Bilski v. Kappos.
The machine-or-transformation test is not the sole test for patent eligibility under §101.
As stated by Justice Kennedy in the opinion of the Court, the question in this case turned on whether a patent can be issued for a claimed invention designed for the business world. The Bilski patent application claimed a procedure for instructing buyers and sellers how to protect against the risk of price fluctuations in a discrete section of the economy.
35 U.S.C. 101 specifies that “[w]hoever invents or discovers any new and useful process, machine, manufacture, or composition of matter, or any new and useful improvement thereof, may obtain a patent therefor, subject to the conditions and requirements of this title”. Supreme Court precedents provide three specific exceptions to §101’s broad principles, namely that “laws of nature, physical phenomena, and abstract ideas” are not patent-eligible subject matter.
The USPTO Examiner had earlier rejected Bilski’s claims as “not directed to the technological arts”. Upon appeal to the Board of Patent Appeals and Intereferences (BPAI), the BPAI affirmed on the grounds that the application involved only mental steps that do not transform physical matter and was directed to an abstract idea.

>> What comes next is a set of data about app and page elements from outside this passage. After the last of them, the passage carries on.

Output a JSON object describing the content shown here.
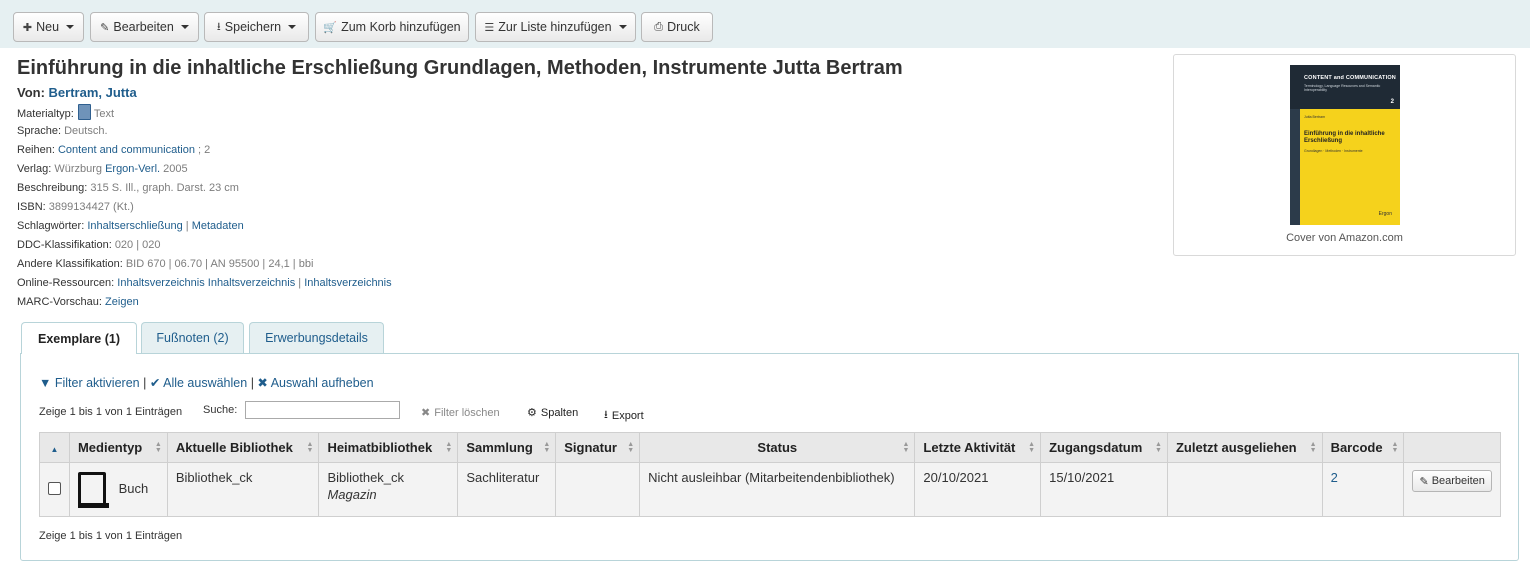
{
  "toolbar": {
    "new": "Neu",
    "edit": "Bearbeiten",
    "save": "Speichern",
    "add_cart": "Zum Korb hinzufügen",
    "add_list": "Zur Liste hinzufügen",
    "print": "Druck"
  },
  "record": {
    "title": "Einführung in die inhaltliche Erschließung Grundlagen, Methoden, Instrumente Jutta Bertram",
    "author_label": "Von:",
    "author": "Bertram, Jutta",
    "materialtype_label": "Materialtyp:",
    "materialtype": "Text",
    "language_label": "Sprache:",
    "language": "Deutsch.",
    "series_label": "Reihen:",
    "series": "Content and communication",
    "series_num": "; 2",
    "publisher_label": "Verlag:",
    "publisher_place": "Würzburg",
    "publisher": "Ergon-Verl.",
    "publisher_year": "2005",
    "description_label": "Beschreibung:",
    "description": "315 S. Ill., graph. Darst. 23 cm",
    "isbn_label": "ISBN:",
    "isbn": "3899134427 (Kt.)",
    "subjects_label": "Schlagwörter:",
    "subject1": "Inhaltserschließung",
    "subject2": "Metadaten",
    "ddc_label": "DDC-Klassifikation:",
    "ddc": "020 | 020",
    "other_class_label": "Andere Klassifikation:",
    "other_class": "BID 670 | 06.70 | AN 95500 | 24,1 | bbi",
    "online_label": "Online-Ressourcen:",
    "online1": "Inhaltsverzeichnis Inhaltsverzeichnis",
    "online2": "Inhaltsverzeichnis",
    "marc_label": "MARC-Vorschau:",
    "marc": "Zeigen"
  },
  "cover": {
    "series": "CONTENT and COMMUNICATION",
    "subtitle": "Terminology, Language Resources and Semantic Interoperability",
    "number": "2",
    "author": "Jutta Bertram",
    "title": "Einführung in die inhaltliche Erschließung",
    "sub": "Grundlagen · Methoden · Instrumente",
    "publisher": "Ergon",
    "caption": "Cover von Amazon.com"
  },
  "tabs": [
    "Exemplare (1)",
    "Fußnoten (2)",
    "Erwerbungsdetails"
  ],
  "holdings": {
    "filter": "Filter aktivieren",
    "select_all": "Alle auswählen",
    "clear": "Auswahl aufheben",
    "info": "Zeige 1 bis 1 von 1 Einträgen",
    "search_label": "Suche:",
    "clear_filter": "Filter löschen",
    "columns": "Spalten",
    "export": "Export",
    "headers": [
      "Medientyp",
      "Aktuelle Bibliothek",
      "Heimatbibliothek",
      "Sammlung",
      "Signatur",
      "Status",
      "Letzte Aktivität",
      "Zugangsdatum",
      "Zuletzt ausgeliehen",
      "Barcode"
    ],
    "row": {
      "itemtype": "Buch",
      "current_library": "Bibliothek_ck",
      "home_library": "Bibliothek_ck",
      "location": "Magazin",
      "collection": "Sachliteratur",
      "callnumber": "",
      "status": "Nicht ausleihbar (Mitarbeitendenbibliothek)",
      "last_seen": "20/10/2021",
      "date_accessioned": "15/10/2021",
      "last_borrowed": "",
      "barcode": "2",
      "edit": "Bearbeiten"
    }
  },
  "colors": {
    "link": "#1f5d8c",
    "toolbar_bg": "#e6f0f2",
    "tab_border": "#b8d4d9"
  }
}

The Court of Appeals for the Federal Circuit (CAFC) heard the case, and affirmed the decisions of the Examiner and the BPAI. However, the CAFC went further to rule that the “machine-or-transformation test” was the sole test to be used for determining the patentability of a “process” under the Patent Act, 35 U. S. C. §101.

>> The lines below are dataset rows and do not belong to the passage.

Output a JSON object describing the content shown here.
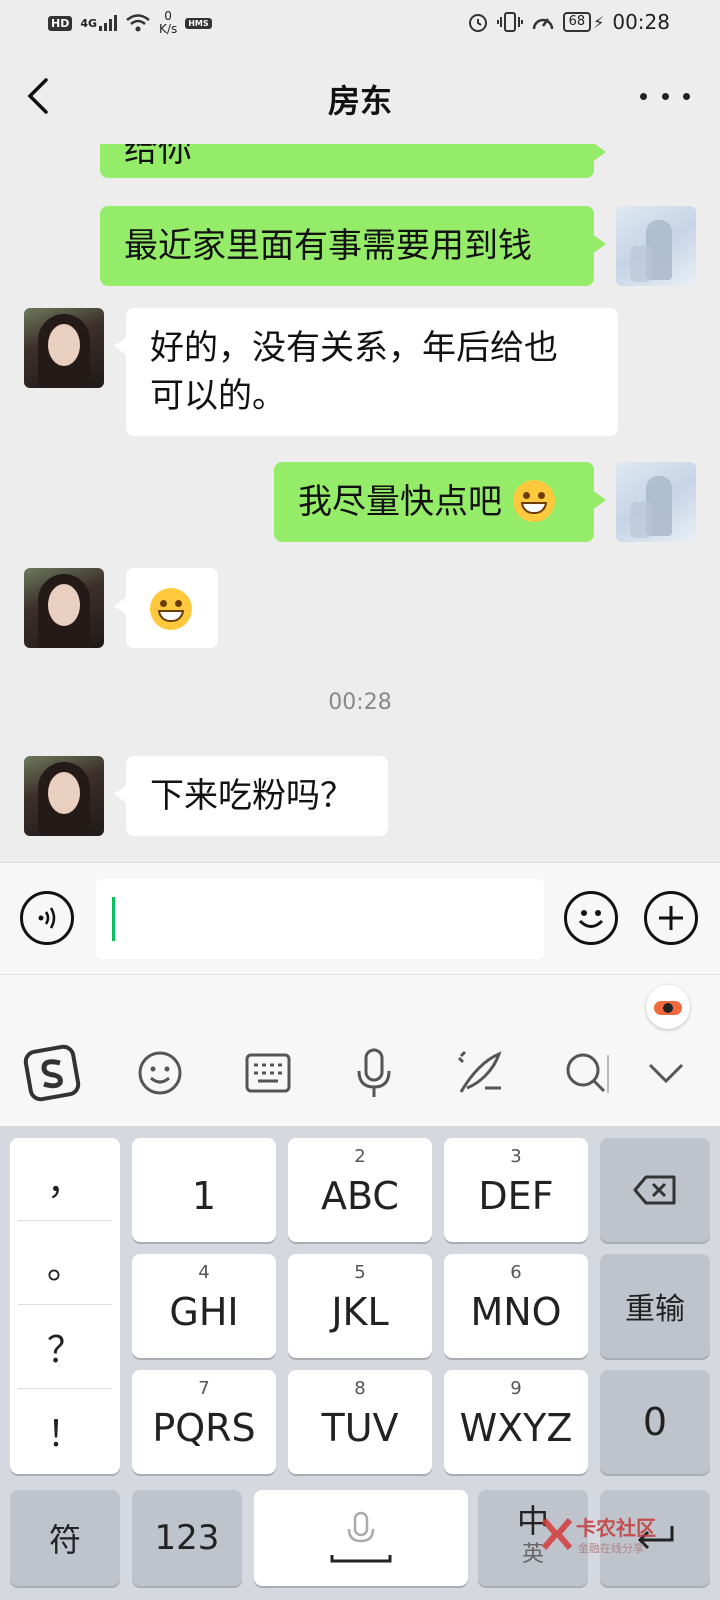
{
  "status_bar": {
    "hd": "HD",
    "net_type": "4G",
    "speed_value": "0",
    "speed_unit": "K/s",
    "hms": "HMS",
    "battery": "68",
    "time": "00:28"
  },
  "nav": {
    "title": "房东"
  },
  "chat": {
    "messages": [
      {
        "from": "me",
        "text": "给你"
      },
      {
        "from": "me",
        "text": "最近家里面有事需要用到钱"
      },
      {
        "from": "them",
        "text_line1": "好的，没有关系，年后给也",
        "text_line2": "可以的。"
      },
      {
        "from": "me",
        "text": "我尽量快点吧",
        "emoji": "crying-laughing-emoji"
      },
      {
        "from": "them",
        "emoji": "grinning-emoji"
      },
      {
        "from": "them",
        "text": "下来吃粉吗？"
      }
    ],
    "timestamp": "00:28"
  },
  "keyboard": {
    "punctuation": [
      "，",
      "。",
      "？",
      "！"
    ],
    "keys": [
      {
        "num": "",
        "label": "1"
      },
      {
        "num": "2",
        "label": "ABC"
      },
      {
        "num": "3",
        "label": "DEF"
      },
      {
        "num": "4",
        "label": "GHI"
      },
      {
        "num": "5",
        "label": "JKL"
      },
      {
        "num": "6",
        "label": "MNO"
      },
      {
        "num": "7",
        "label": "PQRS"
      },
      {
        "num": "8",
        "label": "TUV"
      },
      {
        "num": "9",
        "label": "WXYZ"
      }
    ],
    "reinput": "重输",
    "zero": "0",
    "symbol": "符",
    "num123": "123",
    "zh": "中",
    "en": "英"
  },
  "watermark": {
    "title": "卡农社区",
    "subtitle": "金融在线分享"
  },
  "colors": {
    "my_bubble": "#95ec69",
    "their_bubble": "#ffffff",
    "background": "#ededed",
    "caret": "#07c160"
  }
}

In the opinion, the Supreme Court affirmed the decisions of the USPTO and lower courts, which held that the Bilski invention was not patent-eligible subject matter. In particular, the Court found that the Bilski invention is an unpatentable “abstract idea”.
The Supreme Court disagreed with the CAFC’s adoption of the machine-or-transformation test as the sole test for what constitutes a “process”, however. The Supreme Court ruled that the machine-or-transformation test is just an important and useful clue in determining whether an invention is patent-eligible subject matter. Thus, the Court’s guidepost precedents in the patent cases of Benson, Flook, and Diehr , which affirm that “laws of nature, physical phenomena, and abstract ideas” are exceptions to the patentable subject matter requirements of §101, should broadly control any inquiry as to whether an invention is patent-eligible subject matter.

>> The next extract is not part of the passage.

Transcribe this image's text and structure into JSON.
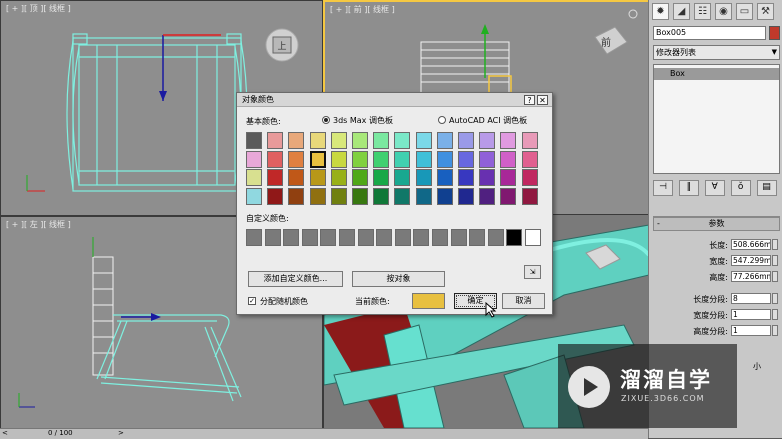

Of particular interest to patent practitioners is that the opinion holds that a business method is simply one kind of “method” that is, at least in some circumstances, eligible for patenting under §101. Business methods cannot be categorically excluded as patent-eligible subject matter under §101. This contrasts starkly with the position taken by Justice Stevens in his lengthy concurrence (a dissent of sorts), which would have held that a series of steps for conducting business is not, in itself, patentable subject matter.
JW Note: There are many other Bilski summaries available at your local patent blogs, which delve more into the analysis of this important case. However, the take-home from my reading is fairly simple: 1) business methods are patentable; 2) laws of nature, physical phenomena, and abstract ideas are not patentable (duh); and 3) the machine-or-transformation test can still be used, but only as a “guide” for determining patent-eligibility of an invention.
In fact, 3) appears to already have been implemented into USPTO practices, as evidenced by this memo promulgated to the Examining Corps shortly after the Bilski decision issued. The memo acknowledges that even if the machine-or-transformation is satisfied, it can be rebutted by establishing that the invention does not fall into one of the excluded categories of 2). In my opinion, this was a good decision by the Supreme Court, and certainly a workable outcome for applicants and patent practitioners!